═══ Exercise data ═══
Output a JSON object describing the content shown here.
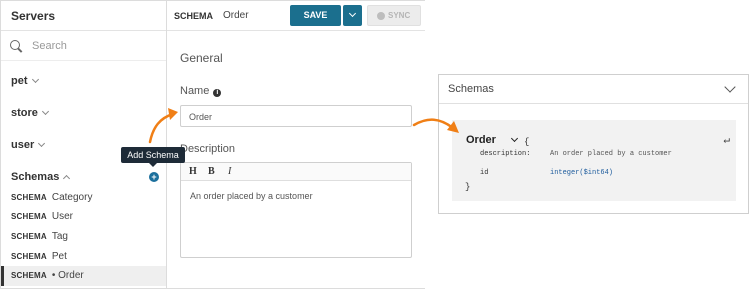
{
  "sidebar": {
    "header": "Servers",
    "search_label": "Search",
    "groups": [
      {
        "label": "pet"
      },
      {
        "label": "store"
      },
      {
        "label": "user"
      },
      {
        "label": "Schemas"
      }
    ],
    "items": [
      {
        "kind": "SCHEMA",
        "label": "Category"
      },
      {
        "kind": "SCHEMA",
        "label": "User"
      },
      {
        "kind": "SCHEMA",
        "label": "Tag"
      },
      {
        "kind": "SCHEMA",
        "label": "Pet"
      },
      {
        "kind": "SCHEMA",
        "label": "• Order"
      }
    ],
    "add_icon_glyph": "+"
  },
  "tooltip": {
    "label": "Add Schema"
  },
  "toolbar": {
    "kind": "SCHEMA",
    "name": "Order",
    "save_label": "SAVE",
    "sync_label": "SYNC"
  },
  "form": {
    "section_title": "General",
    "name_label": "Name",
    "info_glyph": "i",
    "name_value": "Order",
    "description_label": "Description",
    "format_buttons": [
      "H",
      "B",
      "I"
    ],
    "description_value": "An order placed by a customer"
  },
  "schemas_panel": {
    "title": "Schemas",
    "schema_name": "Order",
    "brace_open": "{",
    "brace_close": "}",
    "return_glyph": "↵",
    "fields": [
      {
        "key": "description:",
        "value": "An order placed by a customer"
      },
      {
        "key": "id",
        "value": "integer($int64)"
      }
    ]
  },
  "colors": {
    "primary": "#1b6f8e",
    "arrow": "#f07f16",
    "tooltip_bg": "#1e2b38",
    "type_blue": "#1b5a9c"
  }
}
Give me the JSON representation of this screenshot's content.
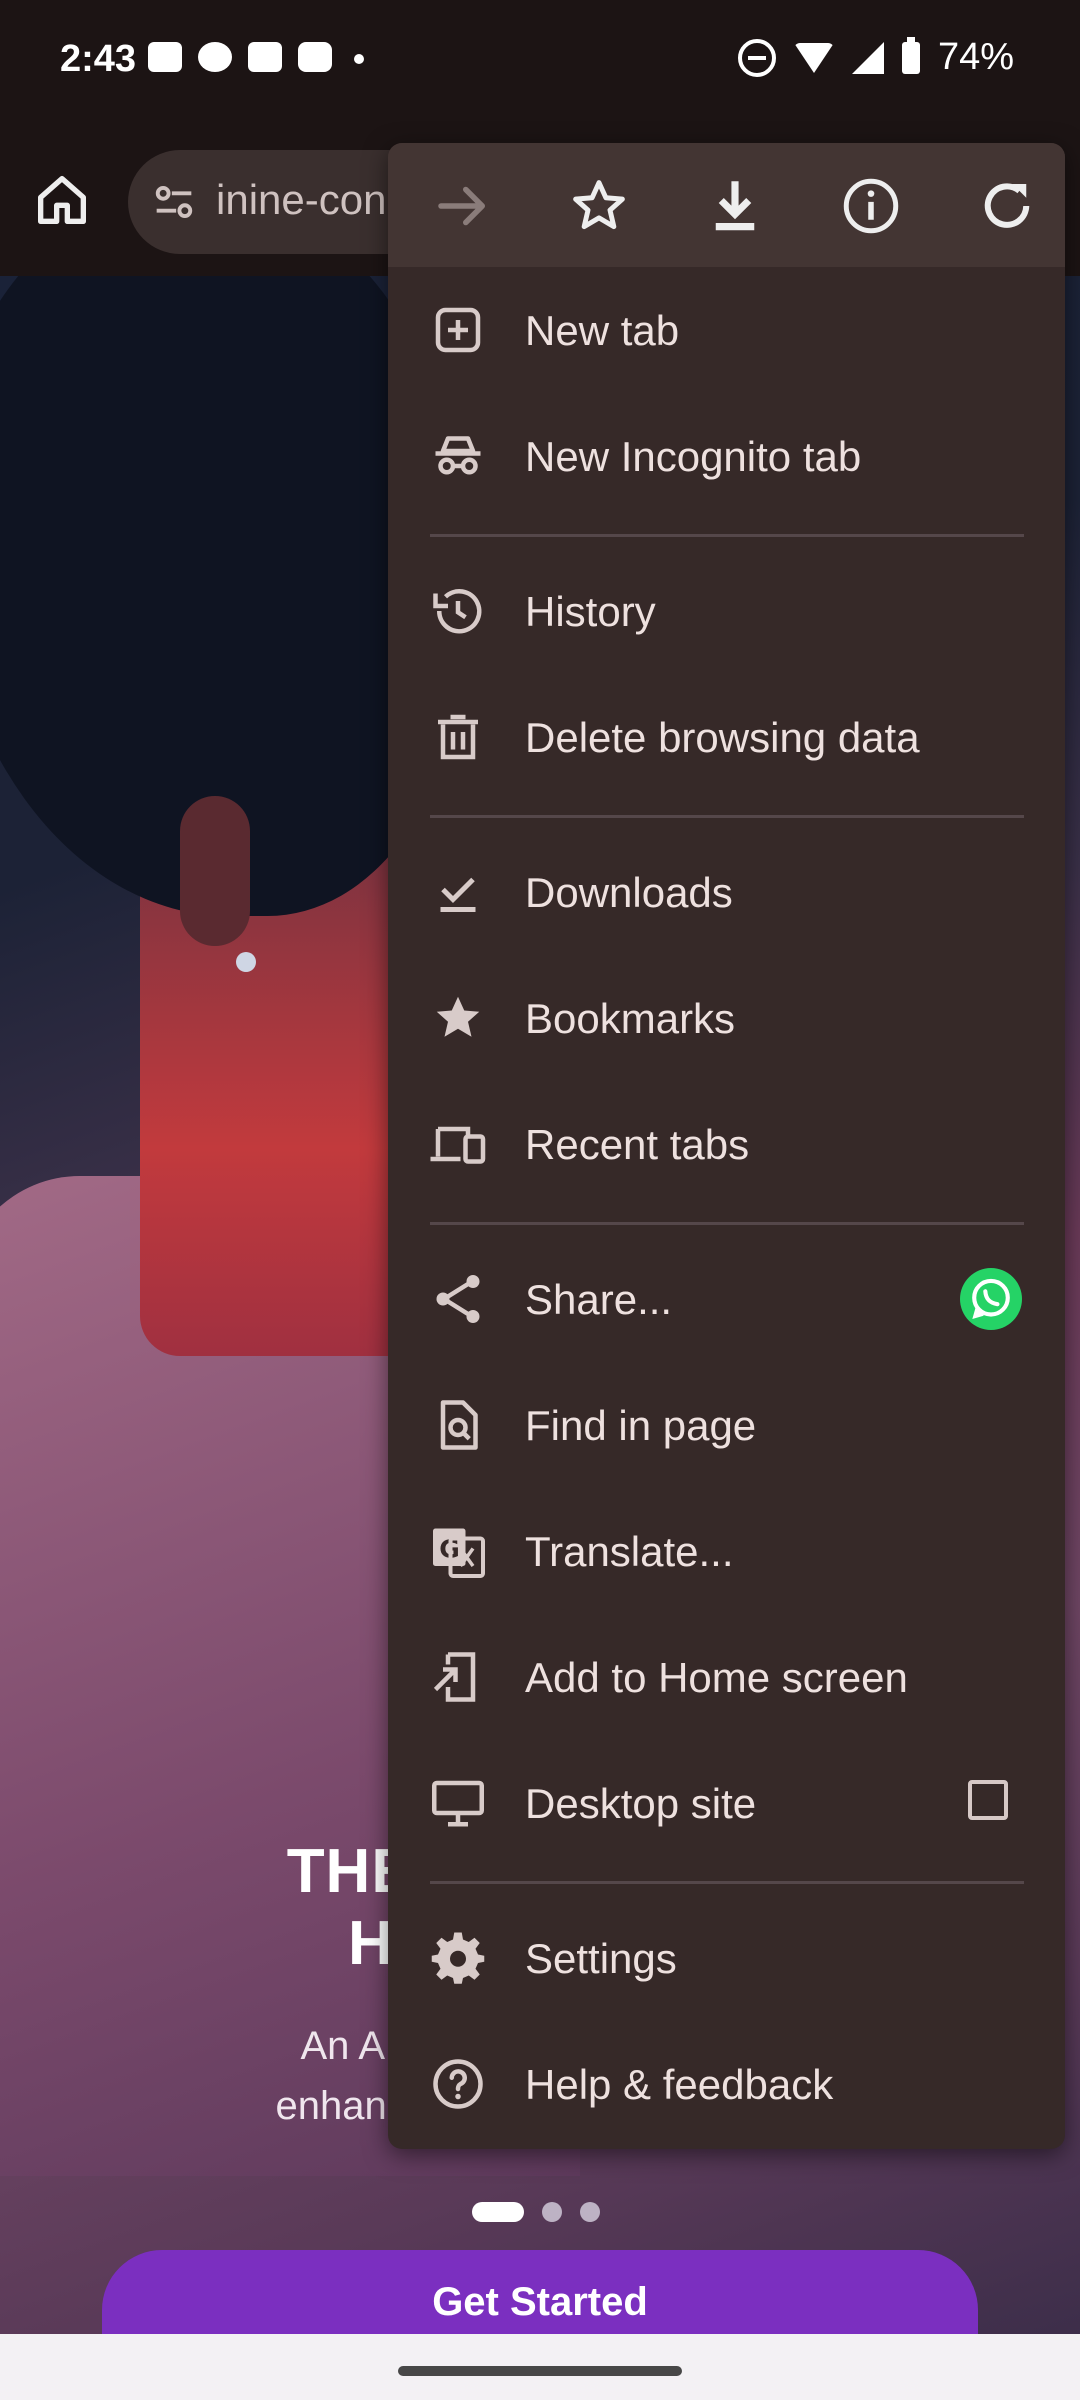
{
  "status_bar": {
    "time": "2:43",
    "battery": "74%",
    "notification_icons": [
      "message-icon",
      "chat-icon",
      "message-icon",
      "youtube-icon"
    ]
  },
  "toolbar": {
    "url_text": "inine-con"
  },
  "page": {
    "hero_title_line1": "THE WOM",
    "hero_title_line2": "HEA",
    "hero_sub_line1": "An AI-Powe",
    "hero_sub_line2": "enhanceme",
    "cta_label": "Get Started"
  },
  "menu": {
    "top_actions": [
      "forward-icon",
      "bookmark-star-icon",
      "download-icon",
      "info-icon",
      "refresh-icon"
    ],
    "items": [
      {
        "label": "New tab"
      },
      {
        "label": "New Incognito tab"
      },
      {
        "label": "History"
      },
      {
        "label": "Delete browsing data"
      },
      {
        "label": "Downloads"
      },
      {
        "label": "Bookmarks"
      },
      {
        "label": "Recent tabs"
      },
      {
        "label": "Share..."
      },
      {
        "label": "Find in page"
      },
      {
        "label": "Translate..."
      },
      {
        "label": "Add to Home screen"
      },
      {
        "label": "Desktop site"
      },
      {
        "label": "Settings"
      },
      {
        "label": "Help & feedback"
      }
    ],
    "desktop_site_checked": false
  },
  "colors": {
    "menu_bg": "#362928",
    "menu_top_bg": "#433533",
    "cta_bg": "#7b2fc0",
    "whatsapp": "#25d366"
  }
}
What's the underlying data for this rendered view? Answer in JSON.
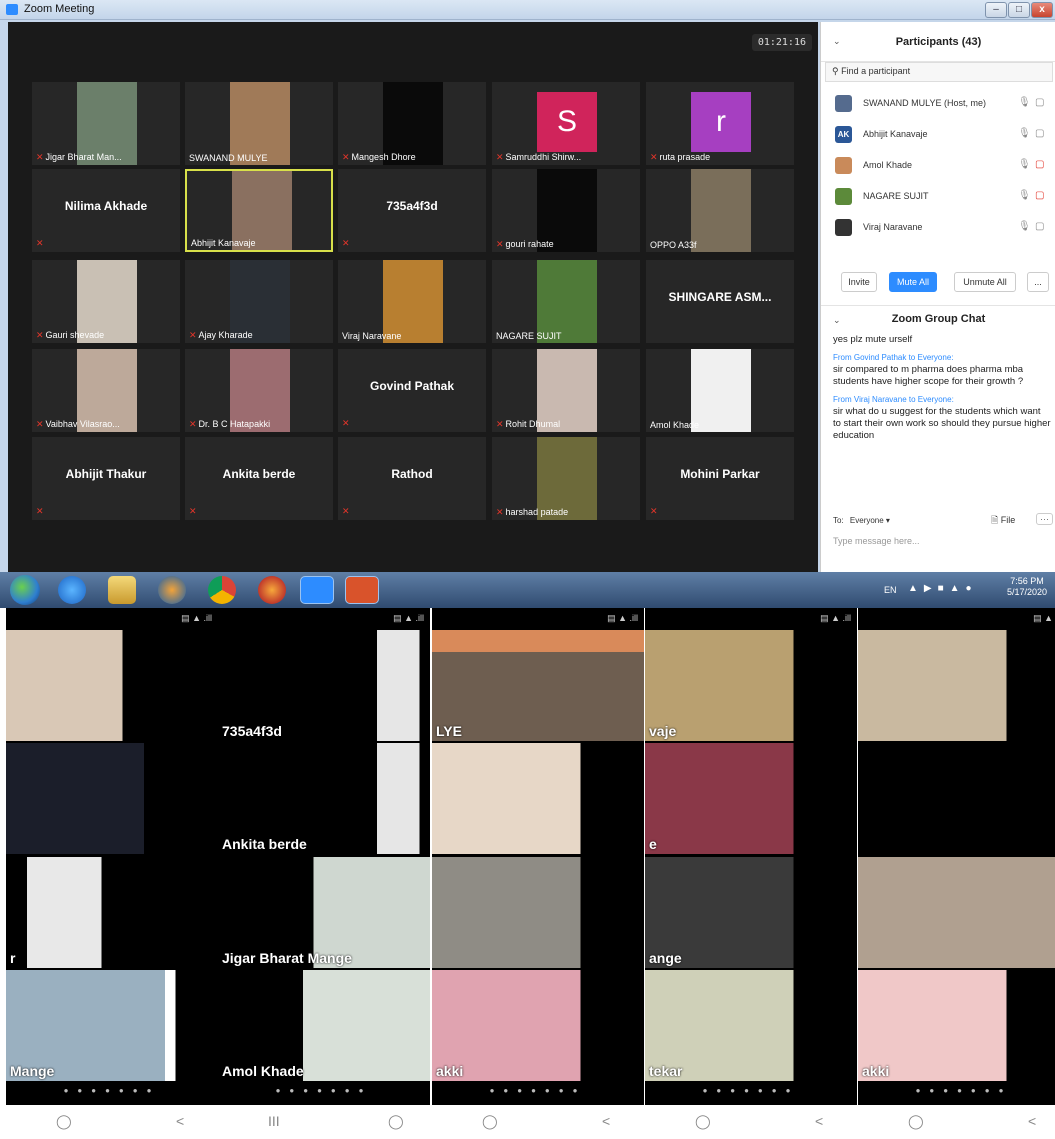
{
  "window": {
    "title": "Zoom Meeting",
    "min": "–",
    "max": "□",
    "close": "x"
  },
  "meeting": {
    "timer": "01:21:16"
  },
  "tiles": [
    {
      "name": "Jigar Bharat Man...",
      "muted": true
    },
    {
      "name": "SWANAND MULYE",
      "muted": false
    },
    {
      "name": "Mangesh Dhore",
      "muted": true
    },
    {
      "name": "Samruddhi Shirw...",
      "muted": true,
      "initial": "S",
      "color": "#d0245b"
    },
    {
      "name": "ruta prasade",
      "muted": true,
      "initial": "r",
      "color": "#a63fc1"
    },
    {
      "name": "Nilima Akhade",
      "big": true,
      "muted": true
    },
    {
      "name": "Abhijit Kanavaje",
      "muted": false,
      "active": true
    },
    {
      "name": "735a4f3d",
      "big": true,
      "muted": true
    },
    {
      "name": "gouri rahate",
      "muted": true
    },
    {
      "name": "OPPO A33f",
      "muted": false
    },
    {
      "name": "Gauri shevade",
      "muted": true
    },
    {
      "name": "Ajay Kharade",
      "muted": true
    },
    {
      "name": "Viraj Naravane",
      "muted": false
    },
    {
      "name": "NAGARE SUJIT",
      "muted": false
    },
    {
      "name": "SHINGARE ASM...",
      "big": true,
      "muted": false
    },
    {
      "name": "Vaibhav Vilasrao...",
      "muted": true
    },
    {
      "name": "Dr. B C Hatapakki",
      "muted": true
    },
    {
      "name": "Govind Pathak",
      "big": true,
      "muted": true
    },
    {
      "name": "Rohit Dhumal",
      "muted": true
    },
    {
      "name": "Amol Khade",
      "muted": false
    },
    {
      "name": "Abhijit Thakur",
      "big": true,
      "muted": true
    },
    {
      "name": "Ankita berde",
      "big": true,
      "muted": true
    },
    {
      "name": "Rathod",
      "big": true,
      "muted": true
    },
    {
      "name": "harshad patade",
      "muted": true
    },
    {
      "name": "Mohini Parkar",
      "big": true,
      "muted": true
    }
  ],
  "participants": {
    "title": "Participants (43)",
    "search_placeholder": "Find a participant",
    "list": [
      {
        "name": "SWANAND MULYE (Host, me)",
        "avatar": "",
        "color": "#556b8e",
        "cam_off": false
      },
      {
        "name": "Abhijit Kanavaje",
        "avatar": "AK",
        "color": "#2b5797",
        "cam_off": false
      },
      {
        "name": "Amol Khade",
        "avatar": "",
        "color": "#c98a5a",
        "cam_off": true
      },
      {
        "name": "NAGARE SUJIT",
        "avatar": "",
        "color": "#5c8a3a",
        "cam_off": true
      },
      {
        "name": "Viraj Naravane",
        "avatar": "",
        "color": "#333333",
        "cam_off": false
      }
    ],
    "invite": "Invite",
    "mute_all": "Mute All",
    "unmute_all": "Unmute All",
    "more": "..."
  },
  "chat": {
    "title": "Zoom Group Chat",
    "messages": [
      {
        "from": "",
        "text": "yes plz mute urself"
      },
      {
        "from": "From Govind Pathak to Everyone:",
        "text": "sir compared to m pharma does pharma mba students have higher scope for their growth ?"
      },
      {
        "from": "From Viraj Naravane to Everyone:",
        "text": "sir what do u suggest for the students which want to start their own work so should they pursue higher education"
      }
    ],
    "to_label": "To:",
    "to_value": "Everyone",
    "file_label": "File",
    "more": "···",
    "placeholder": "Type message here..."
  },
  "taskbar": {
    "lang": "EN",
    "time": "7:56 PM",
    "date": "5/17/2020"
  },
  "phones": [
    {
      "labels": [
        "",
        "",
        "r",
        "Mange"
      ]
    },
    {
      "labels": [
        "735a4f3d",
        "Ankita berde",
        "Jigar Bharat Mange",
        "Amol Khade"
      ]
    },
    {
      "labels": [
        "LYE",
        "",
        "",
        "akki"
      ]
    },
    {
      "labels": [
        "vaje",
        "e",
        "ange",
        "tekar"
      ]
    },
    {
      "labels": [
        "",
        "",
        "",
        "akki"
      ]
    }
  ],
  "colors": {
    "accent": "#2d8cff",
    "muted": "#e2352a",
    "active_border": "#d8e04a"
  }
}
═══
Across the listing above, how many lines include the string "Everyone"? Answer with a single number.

3